(Data provided Opens)

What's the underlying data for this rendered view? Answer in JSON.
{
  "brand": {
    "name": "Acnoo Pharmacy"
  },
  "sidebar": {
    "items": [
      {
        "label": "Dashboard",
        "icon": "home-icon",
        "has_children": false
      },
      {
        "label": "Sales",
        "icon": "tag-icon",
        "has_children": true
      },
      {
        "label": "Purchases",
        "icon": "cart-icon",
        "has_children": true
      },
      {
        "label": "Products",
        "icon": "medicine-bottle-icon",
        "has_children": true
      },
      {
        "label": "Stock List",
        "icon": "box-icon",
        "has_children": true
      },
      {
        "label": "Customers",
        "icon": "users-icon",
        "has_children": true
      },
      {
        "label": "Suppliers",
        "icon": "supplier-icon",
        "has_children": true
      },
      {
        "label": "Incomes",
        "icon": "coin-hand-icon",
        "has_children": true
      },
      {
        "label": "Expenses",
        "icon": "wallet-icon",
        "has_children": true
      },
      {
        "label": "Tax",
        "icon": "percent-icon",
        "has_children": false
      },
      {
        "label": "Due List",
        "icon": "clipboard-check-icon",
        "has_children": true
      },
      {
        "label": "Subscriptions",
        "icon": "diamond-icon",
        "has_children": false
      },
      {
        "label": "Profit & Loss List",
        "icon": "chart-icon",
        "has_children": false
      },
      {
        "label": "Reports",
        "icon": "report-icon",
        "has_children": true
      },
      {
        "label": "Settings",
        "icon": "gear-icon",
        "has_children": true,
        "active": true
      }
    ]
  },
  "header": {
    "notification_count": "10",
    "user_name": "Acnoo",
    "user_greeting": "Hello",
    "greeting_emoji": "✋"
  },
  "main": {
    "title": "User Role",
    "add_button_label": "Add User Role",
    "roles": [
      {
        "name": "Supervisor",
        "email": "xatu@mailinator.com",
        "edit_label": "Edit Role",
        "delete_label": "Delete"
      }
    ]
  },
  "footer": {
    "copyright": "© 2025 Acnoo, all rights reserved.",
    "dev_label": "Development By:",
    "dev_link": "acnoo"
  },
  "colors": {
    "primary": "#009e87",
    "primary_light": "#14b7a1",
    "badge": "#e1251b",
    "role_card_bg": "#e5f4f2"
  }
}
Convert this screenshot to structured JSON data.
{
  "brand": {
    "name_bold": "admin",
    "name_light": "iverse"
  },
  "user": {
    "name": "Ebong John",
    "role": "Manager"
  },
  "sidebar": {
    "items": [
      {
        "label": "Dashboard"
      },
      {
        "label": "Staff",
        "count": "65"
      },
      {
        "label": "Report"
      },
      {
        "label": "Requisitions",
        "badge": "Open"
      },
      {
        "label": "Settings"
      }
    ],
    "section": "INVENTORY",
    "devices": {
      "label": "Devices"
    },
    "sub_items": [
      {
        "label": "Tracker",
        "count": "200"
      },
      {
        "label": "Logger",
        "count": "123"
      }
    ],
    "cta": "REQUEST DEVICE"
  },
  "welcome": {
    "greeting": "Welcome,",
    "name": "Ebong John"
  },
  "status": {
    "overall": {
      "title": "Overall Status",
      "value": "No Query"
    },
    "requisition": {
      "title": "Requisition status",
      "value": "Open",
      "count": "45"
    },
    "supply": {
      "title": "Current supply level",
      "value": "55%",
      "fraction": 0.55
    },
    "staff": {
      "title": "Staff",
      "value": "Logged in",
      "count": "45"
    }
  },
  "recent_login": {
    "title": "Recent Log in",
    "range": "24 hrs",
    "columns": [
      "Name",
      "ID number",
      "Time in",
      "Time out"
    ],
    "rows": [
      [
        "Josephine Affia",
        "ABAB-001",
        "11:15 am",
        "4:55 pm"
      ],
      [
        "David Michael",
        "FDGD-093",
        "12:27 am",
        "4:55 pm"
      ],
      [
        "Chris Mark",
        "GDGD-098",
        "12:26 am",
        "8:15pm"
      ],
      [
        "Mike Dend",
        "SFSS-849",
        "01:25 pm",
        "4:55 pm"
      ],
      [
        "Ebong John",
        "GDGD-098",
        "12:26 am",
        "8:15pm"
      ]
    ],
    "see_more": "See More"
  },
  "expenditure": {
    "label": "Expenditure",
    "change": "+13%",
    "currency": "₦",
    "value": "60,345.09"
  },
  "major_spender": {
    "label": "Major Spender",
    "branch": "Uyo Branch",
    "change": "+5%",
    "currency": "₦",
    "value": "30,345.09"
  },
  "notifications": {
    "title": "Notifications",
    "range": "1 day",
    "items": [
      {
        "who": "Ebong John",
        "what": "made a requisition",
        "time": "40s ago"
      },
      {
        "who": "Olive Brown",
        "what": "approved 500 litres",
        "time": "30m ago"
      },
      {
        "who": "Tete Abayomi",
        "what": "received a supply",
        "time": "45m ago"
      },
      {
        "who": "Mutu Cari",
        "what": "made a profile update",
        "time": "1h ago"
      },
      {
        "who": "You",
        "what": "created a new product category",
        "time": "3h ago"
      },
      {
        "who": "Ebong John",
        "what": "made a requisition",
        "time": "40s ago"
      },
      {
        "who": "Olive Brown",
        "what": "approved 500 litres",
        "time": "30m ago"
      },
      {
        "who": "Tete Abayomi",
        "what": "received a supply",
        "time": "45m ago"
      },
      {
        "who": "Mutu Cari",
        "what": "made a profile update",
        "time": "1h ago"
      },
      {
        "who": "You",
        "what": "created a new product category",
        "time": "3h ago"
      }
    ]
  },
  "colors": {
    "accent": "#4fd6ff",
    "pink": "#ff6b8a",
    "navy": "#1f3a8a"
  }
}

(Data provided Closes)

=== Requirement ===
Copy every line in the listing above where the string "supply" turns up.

=== Solution to this task ===
    "supply": {
      "title": "Current supply level",
        "what": "received a supply",
        "what": "received a supply",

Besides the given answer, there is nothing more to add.